Jennifer: He did. And I had no idea it was such elaborate process. I’ve been to the festival—we always take our kids to the family shorts and I have a soft spot for documentary film—but I’ve never understood how much goes into choosing the films, putting together the program, and making it all happen. It takes nearly four hundred volunteers all together and 15 paid staff members. Twenty-five volunteer screeners commit to watching 80 hours of movies each. So every film that is submitted for consideration is screened by at least two people and films get up to five sets of eyeballs on them. Let’s let Andrew explain … :

Andrew Gay: "At least two pre-screeners watch every film from beginning to end. And then those films that are rated highly by the pre-screeners get viewed by at least two programmers, of which I am one. And then any film that receives positive reviews gets to Richard’s desk. And he will watch them at this point."

Liam: Interesting … Now, who’s Richard?

Jennifer: Richard Herskowitz is the director of programming and he’s in his second year at the festival. He’s actually quite a colorful character – he grew up in Brooklyn, went to P.S. 236. His wife is the director of the Schnitzer Museum of Art in Eugene and Richard commutes back and forth to Ashland from Eugene. He’s the person who puts the final program together and makes the final decisions.

Liam: And folks will have a chance to hear him speak?

Jennifer: That’s right. There’s a free festival preview night where Richard Herskowitz and the other programmers will be talking about their favorite films and giving the audience a sneak peek at the program. March 14 at seven p.m. at the Recital Hall at Southern Oregon University here in Ashland.
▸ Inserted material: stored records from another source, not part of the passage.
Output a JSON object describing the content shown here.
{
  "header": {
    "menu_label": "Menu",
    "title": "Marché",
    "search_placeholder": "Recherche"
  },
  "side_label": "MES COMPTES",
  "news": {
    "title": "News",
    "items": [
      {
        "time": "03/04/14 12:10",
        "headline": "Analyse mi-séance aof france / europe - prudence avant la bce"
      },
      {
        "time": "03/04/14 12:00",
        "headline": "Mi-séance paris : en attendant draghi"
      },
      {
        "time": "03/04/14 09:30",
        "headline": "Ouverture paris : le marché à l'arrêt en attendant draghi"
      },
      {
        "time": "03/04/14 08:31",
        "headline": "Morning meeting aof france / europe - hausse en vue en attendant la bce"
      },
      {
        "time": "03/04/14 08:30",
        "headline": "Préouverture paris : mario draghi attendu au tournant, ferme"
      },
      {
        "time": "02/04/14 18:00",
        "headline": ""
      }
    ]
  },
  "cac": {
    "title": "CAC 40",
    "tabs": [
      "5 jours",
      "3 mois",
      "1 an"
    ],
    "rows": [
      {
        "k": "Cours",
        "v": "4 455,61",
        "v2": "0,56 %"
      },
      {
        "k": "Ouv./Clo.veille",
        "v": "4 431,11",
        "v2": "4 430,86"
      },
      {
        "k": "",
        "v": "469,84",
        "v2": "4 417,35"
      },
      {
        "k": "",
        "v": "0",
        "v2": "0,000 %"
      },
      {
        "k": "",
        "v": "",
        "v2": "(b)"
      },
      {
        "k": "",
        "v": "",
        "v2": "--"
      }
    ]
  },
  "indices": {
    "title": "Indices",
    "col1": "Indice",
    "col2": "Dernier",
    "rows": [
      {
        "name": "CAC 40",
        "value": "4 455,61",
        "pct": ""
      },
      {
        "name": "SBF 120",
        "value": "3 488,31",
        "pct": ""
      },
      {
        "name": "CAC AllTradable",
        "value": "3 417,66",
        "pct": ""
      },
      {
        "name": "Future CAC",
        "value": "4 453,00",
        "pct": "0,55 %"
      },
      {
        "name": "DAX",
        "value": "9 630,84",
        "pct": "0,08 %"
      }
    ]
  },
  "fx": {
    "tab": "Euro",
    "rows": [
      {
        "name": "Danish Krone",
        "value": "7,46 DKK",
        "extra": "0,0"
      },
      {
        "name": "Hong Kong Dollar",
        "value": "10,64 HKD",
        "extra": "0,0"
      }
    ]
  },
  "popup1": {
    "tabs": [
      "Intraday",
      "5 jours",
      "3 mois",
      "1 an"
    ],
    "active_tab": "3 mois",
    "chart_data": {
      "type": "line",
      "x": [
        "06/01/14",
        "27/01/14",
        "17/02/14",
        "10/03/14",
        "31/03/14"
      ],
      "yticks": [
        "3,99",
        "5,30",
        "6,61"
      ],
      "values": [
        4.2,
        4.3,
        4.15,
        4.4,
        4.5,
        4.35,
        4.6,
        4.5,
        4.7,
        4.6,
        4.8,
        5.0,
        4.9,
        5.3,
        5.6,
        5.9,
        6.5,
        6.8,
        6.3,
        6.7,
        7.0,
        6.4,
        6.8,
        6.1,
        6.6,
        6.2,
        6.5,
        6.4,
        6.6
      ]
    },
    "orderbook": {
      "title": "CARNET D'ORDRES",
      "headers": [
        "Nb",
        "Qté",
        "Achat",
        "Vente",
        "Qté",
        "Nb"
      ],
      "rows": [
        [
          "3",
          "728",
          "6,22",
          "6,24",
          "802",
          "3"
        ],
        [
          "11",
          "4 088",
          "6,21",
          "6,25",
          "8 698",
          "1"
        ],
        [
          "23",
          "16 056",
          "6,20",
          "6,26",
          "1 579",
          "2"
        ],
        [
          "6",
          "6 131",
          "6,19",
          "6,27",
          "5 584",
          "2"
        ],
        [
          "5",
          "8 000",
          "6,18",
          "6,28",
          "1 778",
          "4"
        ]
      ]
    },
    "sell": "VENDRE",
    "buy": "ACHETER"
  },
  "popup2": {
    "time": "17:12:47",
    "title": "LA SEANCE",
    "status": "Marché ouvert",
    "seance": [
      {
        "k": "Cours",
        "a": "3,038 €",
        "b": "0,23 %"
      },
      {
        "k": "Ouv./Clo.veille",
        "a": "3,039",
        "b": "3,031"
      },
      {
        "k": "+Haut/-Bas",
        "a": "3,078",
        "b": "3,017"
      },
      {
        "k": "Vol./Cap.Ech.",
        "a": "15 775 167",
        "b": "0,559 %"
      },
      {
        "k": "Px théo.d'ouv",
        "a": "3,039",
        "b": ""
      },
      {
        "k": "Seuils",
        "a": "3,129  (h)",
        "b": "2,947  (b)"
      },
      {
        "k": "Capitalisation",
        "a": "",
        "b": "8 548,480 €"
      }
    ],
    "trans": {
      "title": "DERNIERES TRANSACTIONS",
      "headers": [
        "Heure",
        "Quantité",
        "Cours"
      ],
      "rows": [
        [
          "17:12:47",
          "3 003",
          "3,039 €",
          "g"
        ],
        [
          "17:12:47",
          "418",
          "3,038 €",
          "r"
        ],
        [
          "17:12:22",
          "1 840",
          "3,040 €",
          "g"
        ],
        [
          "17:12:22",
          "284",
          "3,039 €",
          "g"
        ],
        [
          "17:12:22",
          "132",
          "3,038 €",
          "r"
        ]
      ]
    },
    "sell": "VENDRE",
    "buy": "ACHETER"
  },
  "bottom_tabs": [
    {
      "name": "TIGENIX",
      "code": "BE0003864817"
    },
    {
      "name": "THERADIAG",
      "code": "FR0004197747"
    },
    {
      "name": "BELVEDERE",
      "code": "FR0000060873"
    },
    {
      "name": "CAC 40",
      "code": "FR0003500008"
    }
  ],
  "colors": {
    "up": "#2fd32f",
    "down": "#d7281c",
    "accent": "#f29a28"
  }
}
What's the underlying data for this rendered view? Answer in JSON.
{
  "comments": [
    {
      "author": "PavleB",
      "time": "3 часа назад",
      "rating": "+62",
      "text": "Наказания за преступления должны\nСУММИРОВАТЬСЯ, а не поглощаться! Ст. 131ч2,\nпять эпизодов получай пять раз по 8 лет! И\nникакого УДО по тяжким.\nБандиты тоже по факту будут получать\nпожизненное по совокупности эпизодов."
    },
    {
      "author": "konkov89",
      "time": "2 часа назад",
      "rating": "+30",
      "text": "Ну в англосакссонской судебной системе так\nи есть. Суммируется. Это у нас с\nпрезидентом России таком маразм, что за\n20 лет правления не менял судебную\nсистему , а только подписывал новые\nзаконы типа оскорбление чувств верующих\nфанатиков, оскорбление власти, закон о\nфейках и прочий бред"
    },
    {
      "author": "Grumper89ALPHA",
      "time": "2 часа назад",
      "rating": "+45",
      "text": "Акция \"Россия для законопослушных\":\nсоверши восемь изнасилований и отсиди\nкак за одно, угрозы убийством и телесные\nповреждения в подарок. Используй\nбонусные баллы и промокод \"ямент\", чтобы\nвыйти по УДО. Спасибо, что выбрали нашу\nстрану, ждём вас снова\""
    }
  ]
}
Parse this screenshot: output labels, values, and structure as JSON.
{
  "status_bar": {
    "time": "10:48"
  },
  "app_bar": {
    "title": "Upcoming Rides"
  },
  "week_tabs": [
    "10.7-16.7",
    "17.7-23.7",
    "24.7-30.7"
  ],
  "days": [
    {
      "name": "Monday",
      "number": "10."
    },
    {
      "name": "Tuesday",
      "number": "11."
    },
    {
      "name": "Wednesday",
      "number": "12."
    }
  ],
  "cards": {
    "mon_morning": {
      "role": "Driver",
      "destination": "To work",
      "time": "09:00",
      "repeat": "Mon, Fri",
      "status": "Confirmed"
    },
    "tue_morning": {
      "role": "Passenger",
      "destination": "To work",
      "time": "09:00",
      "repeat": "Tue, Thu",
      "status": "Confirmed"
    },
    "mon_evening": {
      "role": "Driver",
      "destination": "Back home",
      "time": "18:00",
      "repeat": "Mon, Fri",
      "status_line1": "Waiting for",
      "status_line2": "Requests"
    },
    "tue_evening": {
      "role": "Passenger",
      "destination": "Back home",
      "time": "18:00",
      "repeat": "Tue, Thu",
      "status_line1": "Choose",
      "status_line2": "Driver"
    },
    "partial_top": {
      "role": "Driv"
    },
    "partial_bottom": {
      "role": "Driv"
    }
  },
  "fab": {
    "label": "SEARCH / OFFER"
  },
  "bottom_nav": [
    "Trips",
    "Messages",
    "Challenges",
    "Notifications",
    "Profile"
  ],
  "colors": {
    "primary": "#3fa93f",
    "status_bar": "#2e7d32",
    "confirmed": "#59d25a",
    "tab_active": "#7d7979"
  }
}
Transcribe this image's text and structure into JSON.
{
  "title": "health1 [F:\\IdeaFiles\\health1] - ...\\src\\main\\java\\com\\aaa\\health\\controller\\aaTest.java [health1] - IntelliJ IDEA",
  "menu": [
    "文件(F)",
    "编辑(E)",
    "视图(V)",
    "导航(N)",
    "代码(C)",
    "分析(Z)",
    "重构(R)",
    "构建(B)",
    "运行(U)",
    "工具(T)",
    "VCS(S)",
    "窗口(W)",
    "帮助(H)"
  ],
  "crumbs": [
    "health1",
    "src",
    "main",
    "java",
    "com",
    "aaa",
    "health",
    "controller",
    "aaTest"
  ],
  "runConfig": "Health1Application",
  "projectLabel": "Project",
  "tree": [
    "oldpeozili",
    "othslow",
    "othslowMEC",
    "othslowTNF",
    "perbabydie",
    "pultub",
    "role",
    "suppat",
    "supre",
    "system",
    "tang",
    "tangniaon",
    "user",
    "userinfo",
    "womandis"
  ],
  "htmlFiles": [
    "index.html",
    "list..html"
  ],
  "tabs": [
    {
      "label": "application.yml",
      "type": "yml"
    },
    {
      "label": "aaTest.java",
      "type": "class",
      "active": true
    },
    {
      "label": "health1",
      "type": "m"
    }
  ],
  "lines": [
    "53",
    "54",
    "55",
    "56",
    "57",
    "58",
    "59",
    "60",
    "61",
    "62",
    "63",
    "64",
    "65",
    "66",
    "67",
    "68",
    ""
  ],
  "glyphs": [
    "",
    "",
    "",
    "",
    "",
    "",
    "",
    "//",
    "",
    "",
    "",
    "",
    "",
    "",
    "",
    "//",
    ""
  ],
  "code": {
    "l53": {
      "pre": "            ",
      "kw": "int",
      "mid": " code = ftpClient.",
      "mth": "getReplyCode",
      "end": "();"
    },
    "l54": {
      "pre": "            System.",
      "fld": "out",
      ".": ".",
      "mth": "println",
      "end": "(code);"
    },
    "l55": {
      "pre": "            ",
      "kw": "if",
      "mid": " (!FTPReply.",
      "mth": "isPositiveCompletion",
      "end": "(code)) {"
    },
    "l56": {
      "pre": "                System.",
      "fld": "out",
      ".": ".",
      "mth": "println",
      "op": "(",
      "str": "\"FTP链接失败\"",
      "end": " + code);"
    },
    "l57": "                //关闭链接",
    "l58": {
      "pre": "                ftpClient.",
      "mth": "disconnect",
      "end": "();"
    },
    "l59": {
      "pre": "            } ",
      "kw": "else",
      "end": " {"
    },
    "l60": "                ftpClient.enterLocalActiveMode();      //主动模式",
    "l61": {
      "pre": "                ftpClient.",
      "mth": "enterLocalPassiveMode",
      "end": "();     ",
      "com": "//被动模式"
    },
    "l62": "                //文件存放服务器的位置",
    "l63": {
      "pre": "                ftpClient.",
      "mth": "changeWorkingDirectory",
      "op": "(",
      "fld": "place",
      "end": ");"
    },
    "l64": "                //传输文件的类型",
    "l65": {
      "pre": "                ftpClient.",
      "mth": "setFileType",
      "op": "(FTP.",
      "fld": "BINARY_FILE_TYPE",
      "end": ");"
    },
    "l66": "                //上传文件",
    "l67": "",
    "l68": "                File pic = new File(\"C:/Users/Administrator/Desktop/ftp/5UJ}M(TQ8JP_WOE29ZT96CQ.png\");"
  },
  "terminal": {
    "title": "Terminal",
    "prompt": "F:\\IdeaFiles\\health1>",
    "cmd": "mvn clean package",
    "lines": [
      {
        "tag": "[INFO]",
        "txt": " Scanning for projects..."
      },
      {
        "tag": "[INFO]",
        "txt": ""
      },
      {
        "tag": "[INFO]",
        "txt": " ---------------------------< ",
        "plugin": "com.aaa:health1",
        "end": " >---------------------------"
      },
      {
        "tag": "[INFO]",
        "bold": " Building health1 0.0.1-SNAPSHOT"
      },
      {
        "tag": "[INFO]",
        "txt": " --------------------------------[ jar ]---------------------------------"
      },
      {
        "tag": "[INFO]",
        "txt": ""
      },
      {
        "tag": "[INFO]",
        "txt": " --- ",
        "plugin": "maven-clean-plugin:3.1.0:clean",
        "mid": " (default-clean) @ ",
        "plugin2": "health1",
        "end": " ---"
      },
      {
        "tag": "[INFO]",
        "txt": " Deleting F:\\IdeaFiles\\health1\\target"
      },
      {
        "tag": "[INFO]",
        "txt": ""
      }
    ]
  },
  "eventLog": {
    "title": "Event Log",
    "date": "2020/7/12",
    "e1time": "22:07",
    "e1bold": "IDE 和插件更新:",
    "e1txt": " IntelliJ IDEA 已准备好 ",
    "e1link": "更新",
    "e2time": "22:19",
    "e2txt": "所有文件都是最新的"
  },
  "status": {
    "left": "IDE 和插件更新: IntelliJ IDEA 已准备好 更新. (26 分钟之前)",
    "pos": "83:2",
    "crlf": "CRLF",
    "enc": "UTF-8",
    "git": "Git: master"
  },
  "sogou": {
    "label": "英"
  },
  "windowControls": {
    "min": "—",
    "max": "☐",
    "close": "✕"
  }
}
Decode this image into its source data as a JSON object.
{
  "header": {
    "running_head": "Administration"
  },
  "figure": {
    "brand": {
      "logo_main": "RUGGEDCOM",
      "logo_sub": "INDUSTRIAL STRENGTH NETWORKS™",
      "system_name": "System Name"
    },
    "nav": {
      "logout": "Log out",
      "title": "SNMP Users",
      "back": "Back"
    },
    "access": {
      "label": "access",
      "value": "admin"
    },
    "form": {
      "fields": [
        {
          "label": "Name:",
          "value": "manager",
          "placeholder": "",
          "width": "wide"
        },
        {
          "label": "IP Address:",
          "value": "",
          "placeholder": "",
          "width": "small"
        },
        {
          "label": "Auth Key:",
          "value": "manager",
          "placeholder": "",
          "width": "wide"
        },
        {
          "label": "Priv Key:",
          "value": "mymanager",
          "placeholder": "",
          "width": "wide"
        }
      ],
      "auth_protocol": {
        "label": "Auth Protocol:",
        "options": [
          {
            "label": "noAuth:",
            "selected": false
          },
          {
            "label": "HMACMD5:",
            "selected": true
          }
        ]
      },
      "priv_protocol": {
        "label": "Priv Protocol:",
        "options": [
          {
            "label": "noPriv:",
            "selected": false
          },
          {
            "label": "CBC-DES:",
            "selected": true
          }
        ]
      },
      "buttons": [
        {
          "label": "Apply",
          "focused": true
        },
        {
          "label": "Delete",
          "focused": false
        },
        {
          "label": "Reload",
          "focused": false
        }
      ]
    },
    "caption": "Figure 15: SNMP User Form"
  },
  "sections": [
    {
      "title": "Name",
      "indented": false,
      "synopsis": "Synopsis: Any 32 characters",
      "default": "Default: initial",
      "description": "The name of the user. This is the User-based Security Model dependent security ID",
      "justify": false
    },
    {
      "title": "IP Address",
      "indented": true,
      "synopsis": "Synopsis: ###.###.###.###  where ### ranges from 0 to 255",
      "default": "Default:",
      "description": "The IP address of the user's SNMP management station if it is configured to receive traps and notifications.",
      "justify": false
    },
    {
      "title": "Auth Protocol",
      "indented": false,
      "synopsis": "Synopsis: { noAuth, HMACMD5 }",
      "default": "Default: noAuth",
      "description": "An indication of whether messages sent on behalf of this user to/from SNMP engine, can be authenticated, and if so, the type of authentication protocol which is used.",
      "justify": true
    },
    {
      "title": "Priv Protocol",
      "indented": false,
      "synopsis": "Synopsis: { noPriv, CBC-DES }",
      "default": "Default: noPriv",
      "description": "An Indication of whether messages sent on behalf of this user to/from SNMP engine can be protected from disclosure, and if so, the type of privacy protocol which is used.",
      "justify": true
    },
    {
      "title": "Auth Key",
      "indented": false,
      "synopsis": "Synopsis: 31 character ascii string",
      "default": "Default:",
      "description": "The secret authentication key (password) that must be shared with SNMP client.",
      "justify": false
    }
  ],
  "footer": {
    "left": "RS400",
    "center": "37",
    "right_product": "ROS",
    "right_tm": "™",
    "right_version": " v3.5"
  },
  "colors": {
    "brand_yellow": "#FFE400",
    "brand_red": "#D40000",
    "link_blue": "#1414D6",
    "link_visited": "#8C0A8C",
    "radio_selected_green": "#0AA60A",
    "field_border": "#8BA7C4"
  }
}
Liam: You planning to be there?

Jennifer: I am. I’ve never been to a preview night before—I don’t think I really knew what it was—but I’ve been told by everyone I’ve interviewed that it is a great way to find out what films to see, which, with 90 films shown over 5 days, is always a challenge.

Liam: Well, maybe I’ll see you there. Thanks for coming in, Jennifer.

Jennifer: Thanks for having me.

Jennifer Margulis, Ph.D., is a regular contributor to the Jefferson Journal and also produces radio features for JPR. She's a former senior fellow at the Schuster Institute for Investigative Journalism at Brandeis University. Her writing has appeared in the New York Times, the Washington Post, and on the cover of Smithsonian magazine.
Liam Moriarty has been covering news in the Pacific Northwest for three decades. He served two stints as JPR News Director and retired full-time from JPR at the end of 2021. Liam now edits and curates the news on JPR's website and digital platforms.